Roxann is a changemaker and backs up her values and beliefs with action. She’s the proud founder of the Black Education Empowerment (Scholarship) Fund, instituted to encourage and support Black students applying to Georgian while stimulating diversity. She’s the owner of Ms. Hotty Hotty Jerk Marinade, a company that produces authentic Jamaican Jerk Marinade; a published author of three books; a proud member of the Ontario Association of Child and Youth Care, Uplift Black, and Making Change; and a mother of two handsome boys, Akeem and Joshua. 

NandiGeorgian College Chevron

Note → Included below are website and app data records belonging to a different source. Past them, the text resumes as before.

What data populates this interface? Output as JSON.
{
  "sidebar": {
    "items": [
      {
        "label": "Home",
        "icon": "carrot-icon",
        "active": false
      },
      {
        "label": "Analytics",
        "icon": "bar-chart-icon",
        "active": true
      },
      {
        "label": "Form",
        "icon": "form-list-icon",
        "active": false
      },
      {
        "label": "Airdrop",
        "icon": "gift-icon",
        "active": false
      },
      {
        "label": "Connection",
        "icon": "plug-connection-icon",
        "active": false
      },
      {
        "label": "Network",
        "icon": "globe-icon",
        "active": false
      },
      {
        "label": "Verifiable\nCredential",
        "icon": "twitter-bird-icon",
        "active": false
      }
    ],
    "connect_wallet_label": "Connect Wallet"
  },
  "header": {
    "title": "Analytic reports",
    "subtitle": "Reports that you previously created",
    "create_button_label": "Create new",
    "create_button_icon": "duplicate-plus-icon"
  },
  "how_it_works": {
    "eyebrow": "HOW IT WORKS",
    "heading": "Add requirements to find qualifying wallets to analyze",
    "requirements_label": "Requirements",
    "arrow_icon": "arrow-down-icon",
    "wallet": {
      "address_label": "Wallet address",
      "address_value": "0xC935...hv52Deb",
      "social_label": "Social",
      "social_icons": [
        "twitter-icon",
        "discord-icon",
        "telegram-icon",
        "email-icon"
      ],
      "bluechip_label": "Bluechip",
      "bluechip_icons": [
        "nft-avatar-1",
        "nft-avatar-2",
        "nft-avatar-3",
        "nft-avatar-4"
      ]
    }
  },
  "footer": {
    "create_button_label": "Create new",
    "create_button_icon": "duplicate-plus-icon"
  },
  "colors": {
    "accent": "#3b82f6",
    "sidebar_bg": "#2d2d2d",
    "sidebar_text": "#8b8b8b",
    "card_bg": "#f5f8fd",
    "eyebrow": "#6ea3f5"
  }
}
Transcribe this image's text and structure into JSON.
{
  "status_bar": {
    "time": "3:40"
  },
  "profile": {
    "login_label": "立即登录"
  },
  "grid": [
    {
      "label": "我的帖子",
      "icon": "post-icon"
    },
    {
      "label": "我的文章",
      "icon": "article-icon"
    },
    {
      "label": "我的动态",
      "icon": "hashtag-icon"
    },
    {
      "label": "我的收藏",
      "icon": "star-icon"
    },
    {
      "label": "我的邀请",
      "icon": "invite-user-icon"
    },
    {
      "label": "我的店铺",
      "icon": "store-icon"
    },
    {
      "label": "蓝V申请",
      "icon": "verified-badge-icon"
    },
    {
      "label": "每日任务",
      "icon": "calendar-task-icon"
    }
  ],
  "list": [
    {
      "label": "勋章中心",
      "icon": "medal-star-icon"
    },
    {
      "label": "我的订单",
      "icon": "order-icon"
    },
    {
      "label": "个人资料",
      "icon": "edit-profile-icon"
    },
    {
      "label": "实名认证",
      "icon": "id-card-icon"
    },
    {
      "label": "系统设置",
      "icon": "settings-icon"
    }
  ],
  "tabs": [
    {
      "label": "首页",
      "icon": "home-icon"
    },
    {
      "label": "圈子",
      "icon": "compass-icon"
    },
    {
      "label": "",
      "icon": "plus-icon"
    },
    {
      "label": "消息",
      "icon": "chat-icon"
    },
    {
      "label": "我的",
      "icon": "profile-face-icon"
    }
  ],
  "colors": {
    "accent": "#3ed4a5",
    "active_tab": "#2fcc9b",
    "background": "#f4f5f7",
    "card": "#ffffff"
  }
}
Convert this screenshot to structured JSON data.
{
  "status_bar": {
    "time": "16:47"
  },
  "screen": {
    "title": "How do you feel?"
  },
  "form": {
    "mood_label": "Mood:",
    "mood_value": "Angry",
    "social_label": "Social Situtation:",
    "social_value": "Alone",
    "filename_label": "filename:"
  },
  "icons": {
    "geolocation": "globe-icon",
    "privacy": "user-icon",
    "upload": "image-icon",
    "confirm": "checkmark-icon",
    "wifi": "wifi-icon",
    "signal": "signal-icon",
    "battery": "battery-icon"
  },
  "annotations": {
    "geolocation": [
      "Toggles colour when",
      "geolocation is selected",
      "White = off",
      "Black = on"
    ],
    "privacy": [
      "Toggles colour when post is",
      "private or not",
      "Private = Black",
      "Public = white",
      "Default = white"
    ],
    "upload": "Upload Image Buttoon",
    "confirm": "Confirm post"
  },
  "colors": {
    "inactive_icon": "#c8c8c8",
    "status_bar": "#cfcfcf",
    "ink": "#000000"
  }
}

Nandi studies at Georgian’s Orillia Campus. In addition to completing her final semester, Nandi works as a peer mentor and Student Engagement and Outreach Assistant with the college’s Centre for EDI&B. In this role, Nandi is committed to fostering community, belonging and inclusion among racialized students at Georgian and making sure their voices are amplified. As a student of the Social Service Worker program, Nandi is committed to promoting diversity, de-colonization, anti-racism, equity, and inclusion within her community.

Black Voices, Black Authors

Tuesday, Feb. 22, 7 to 8 p.m.

Celebrate local Black authors and their stories. Organized by the Orangeville Public Library in partnership with the Dufferin County Canadian Black Association.

Sheffield Park Black History and Cultural Museum Speaker Series

Various dates

Upcoming talks include one from Dr. Jean Augustine, the first black female Member of Parliament, first black female Cabinet Minister, first Fairness Commissioner in Ontario and introduced the Motion to declare February as Black History Month in Canada.

Educate yourself

Learning about the experiences of Black friends, colleagues, neighbours and community members extends far beyond Black History Month. We encourage you to sustain a commitment to change all year long by:

  • Reading articles and books
  • Watching documentaries
  • Listening to Black-led podcasts

Not sure where to start? Begin here: Educational resources on racism and anti-Black racism


Share Black voices.
Celebrate Black accomplishments.
Promote Black-owned businesses.

Get involved

Learn how you can support Black-led organizations or volunteer for initiatives in your community.

Georgian’s new Centre for EDI&B

One of the ways Georgian is furthering its commitments is through the Centre for EDI&B, made possible thanks to a $400,000 grant from the Natural Sciences and Engineering Research Council of Canada.

Check out the website to learn about initiatives underway.

Partnership with Canadian Centre for Diversity and Inclusion

Georgian is now a proud member of the Canadian Centre for Diversity and Inclusion. Through this partnership, students and employees have access to many great resources and supports, including:

  • a monthly newsletter, Diversity Ink
  • a Knowledge Repository with articles, reports and videos
  • free monthly webinars
Canadian Centre for Diversity and Inclusion (CCDI) Employer Partner

Over the last few years, there’s been a growing social consciousness across our institution to dismantle racism and the systems and structures that uphold oppression, and to take responsibility as individuals. Equity, diversity, inclusion and belonging (EDI&B) has become a strategic priority at the college. Together, and with the support of community members and allies, we’re cultivating a learning and working environment where everyone feels seen, heard, valued and knows they belong through demonstrable, accountable and system-wide commitments to EDI&B, de-colonization and anti-racism.

-Dr. MaryLynn West-Moynes, Georgian’s President and CEO

This article was originally posted Feb. 1 and updated Feb. 7 and 15.